|ZFIN ID: ZDB-PUB-200515-13|
Epigenetic factors Dnmt1 and Uhrf1 coordinate intestinal development
Ganz, J., Melancon, E., Wilson, C., Amores, A., Batzel, P., Strader, M., Braasch, I., Diba, P., Kuhlman, J.A., Postlethwait, J.H., Eisen, J.S.
|Source:||Developmental Biology 455: 473-484 (Journal)|
|Registered Authors:||Amores, Angel, Braasch, Ingo, Eisen, Judith S., Ganz, Julia, Kuhlman, Julie, Postlethwait, John H., Wilson, Catherine|
|Keywords:||DNA methylation, Enteric nervous system, Hirschsprung disease, Intestinal development, Intestinal epithelium, Intestinal smooth muscle|
|PubMed:||31394080 Full text @ Dev. Biol.|
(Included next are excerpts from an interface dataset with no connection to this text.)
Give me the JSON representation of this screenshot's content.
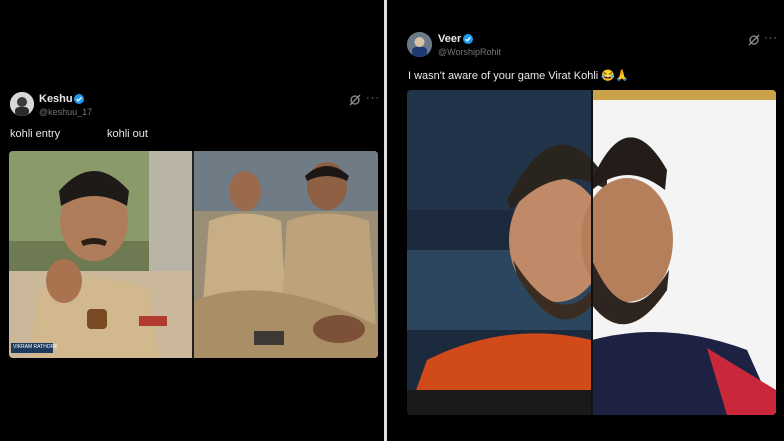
{
  "left_post": {
    "name": "Keshu",
    "handle": "@keshuu_17",
    "caption_left": "kohli entry",
    "caption_right": "kohli out",
    "badge_text": "VIKRAM RATHORE"
  },
  "right_post": {
    "name": "Veer",
    "handle": "@WorshipRohit",
    "text": "I wasn't aware of your game Virat Kohli 😂🙏"
  },
  "icons": {
    "grok": "grok-icon",
    "more": "more-icon",
    "verified": "verified-badge-icon"
  },
  "colors": {
    "background": "#000000",
    "verified": "#1d9bf0",
    "handle": "#71767b",
    "divider": "#e0e0e0"
  }
}
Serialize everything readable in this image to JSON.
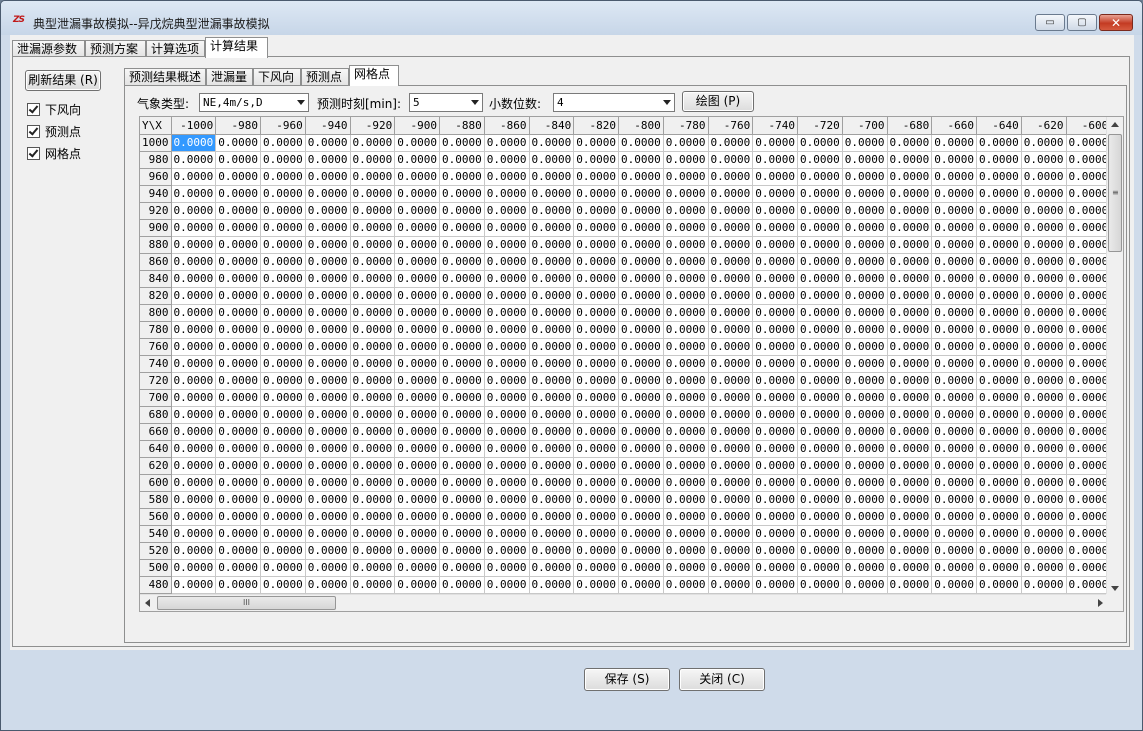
{
  "window": {
    "app_icon_text": "ZS",
    "title": "典型泄漏事故模拟--异戊烷典型泄漏事故模拟",
    "minimize": "▭",
    "maximize": "▢",
    "close": "✕"
  },
  "outer_tabs": [
    "泄漏源参数",
    "预测方案",
    "计算选项",
    "计算结果"
  ],
  "outer_tab_active": "计算结果",
  "left_panel": {
    "refresh_label": "刷新结果 (R)",
    "checkboxes": [
      {
        "label": "下风向",
        "checked": true
      },
      {
        "label": "预测点",
        "checked": true
      },
      {
        "label": "网格点",
        "checked": true
      }
    ]
  },
  "inner_tabs": [
    "预测结果概述",
    "泄漏量",
    "下风向",
    "预测点",
    "网格点"
  ],
  "inner_tab_active": "网格点",
  "controls": {
    "weather_label": "气象类型:",
    "weather_value": "NE,4m/s,D",
    "time_label": "预测时刻[min]:",
    "time_value": "5",
    "decimals_label": "小数位数:",
    "decimals_value": "4",
    "draw_label": "绘图 (P)"
  },
  "grid": {
    "corner": "Y\\X",
    "x_values": [
      "-1000",
      "-980",
      "-960",
      "-940",
      "-920",
      "-900",
      "-880",
      "-860",
      "-840",
      "-820",
      "-800",
      "-780",
      "-760",
      "-740",
      "-720",
      "-700",
      "-680",
      "-660",
      "-640",
      "-620",
      "-600"
    ],
    "y_values": [
      "1000",
      "980",
      "960",
      "940",
      "920",
      "900",
      "880",
      "860",
      "840",
      "820",
      "800",
      "780",
      "760",
      "740",
      "720",
      "700",
      "680",
      "660",
      "640",
      "620",
      "600",
      "580",
      "560",
      "540",
      "520",
      "500",
      "480"
    ],
    "cell_value": "0.0000",
    "selected_cell": {
      "row": 0,
      "col": 0
    }
  },
  "scrollbars": {
    "v_grip": "≡",
    "h_grip": "III"
  },
  "footer": {
    "save_label": "保存 (S)",
    "close_label": "关闭 (C)"
  },
  "colors": {
    "selection": "#3399ff",
    "close_button": "#c43b23",
    "window_frame": "#cfdbea"
  }
}
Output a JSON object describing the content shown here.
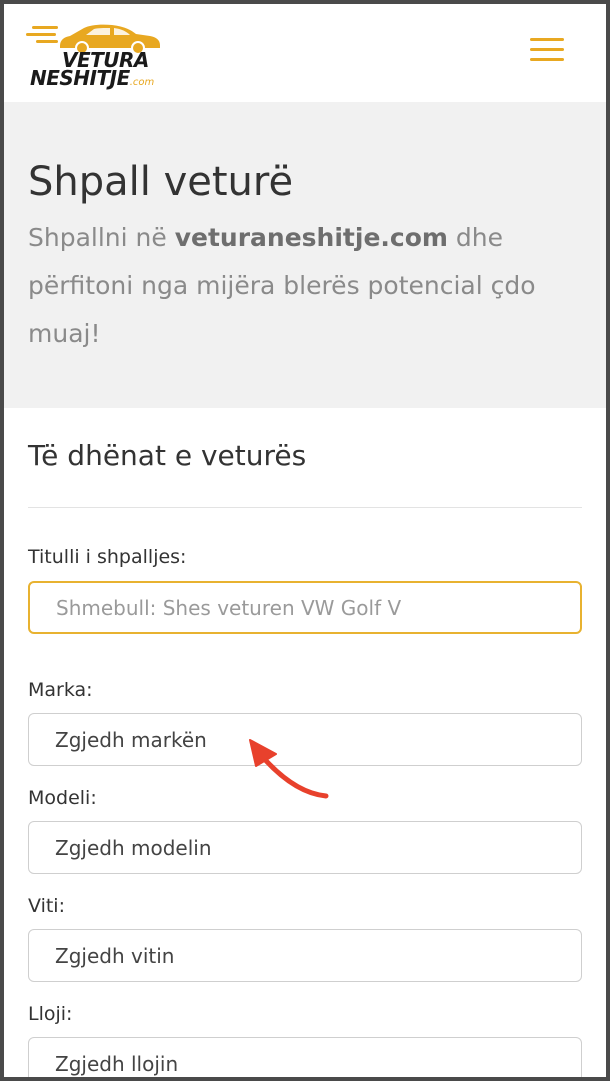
{
  "header": {
    "logo": {
      "line1": "VETURA",
      "line2": "NESHITJE",
      "suffix": ".com"
    },
    "menu_icon": "hamburger-menu-icon"
  },
  "hero": {
    "title": "Shpall veturë",
    "subtitle_pre": "Shpallni në ",
    "subtitle_site": "veturaneshitje.com",
    "subtitle_post": " dhe përfitoni nga mijëra blerës potencial çdo muaj!"
  },
  "form": {
    "section_title": "Të dhënat e veturës",
    "title_label": "Titulli i shpalljes:",
    "title_placeholder": "Shmebull: Shes veturen VW Golf V",
    "brand_label": "Marka:",
    "brand_value": "Zgjedh markën",
    "model_label": "Modeli:",
    "model_value": "Zgjedh modelin",
    "year_label": "Viti:",
    "year_value": "Zgjedh vitin",
    "type_label": "Lloji:",
    "type_value": "Zgjedh llojin"
  },
  "colors": {
    "accent": "#e8a821",
    "annotation_arrow": "#e8412c",
    "hero_bg": "#f1f1f1"
  }
}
Ganz, J., Melancon, E., Wilson, C., Amores, A., Batzel, P., Strader, M., Braasch, I., Diba, P., Kuhlman, J.A., Postlethwait, J.H., Eisen, J.S. (2019) Epigenetic factors Dnmt1 and Uhrf1 coordinate intestinal development. Developmental Biology. 455:473-484.
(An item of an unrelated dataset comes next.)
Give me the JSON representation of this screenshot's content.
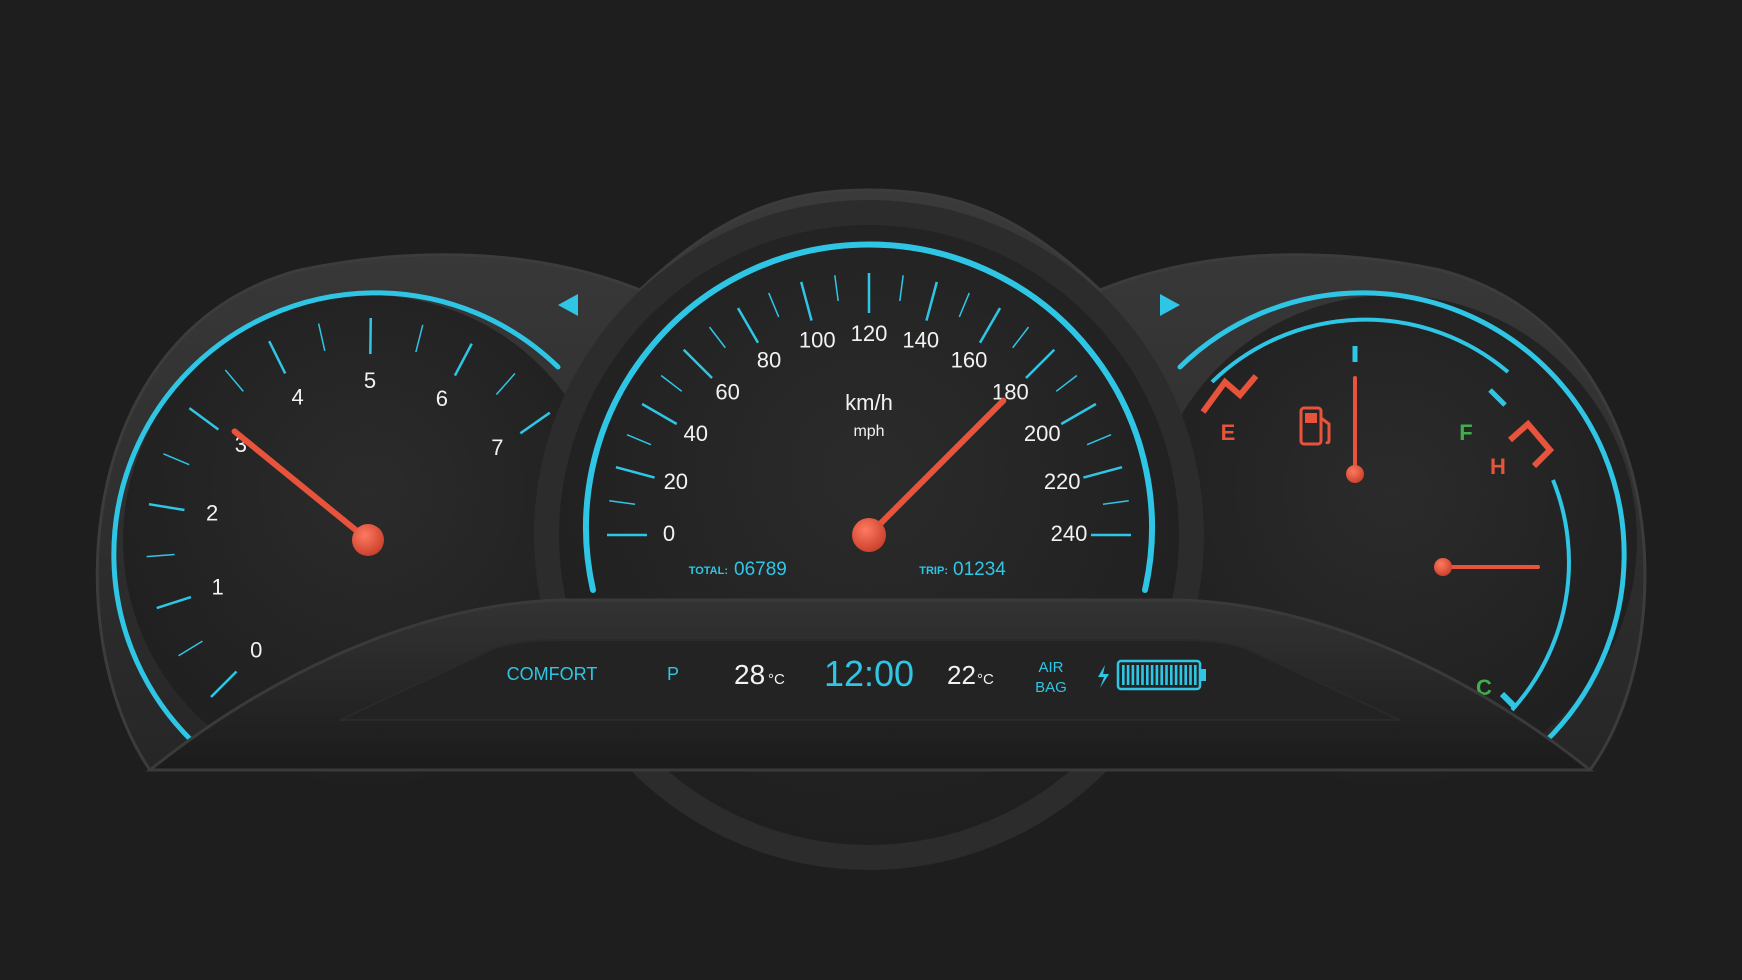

ABSTRACTIntestinal tract development is a coordinated process involving signaling among the progenitors and developing cells from all three germ layers. Development of endoderm-derived intestinal epithelium has been shown to depend on epigenetic modifications, but whether that is also the case for intestinal tract cell types from other germ layers remains unclear. We found that functional loss of a DNA methylation machinery component, ubiquitin-like protein containing PHD and RING finger domains 1 (uhrf1), leads to reduced numbers of ectoderm-derived enteric neurons and severe disruption of mesoderm-derived intestinal smooth muscle. Genetic chimeras revealed that Uhrf1 functions both cell-autonomously in enteric neuron precursors and cell-non-autonomously in surrounding intestinal cells, consistent with what is known about signaling interactions between these cell types that promote one another's development. Uhrf1 recruits the DNA methyltransferase Dnmt1 to unmethylated DNA during replication. Dnmt1 is also expressed in enteric neurons and smooth muscle progenitors. dnmt1 mutants have fewer enteric neurons and disrupted intestinal smooth muscle compared to wildtypes. Because dnmt1;uhrf1 double mutants have a similar phenotype to dnmt1 and uhrf1 single mutants, Dnmt1 and Uhrf1 must function together during enteric neuron and intestinal muscle development. This work shows that genes controlling epigenetic modifications are important to coordinate intestinal tract development, provides the first demonstration that these genes influence development of the ENS, and advances uhrf1 and dnmt1 as potential new Hirschsprung disease candidates.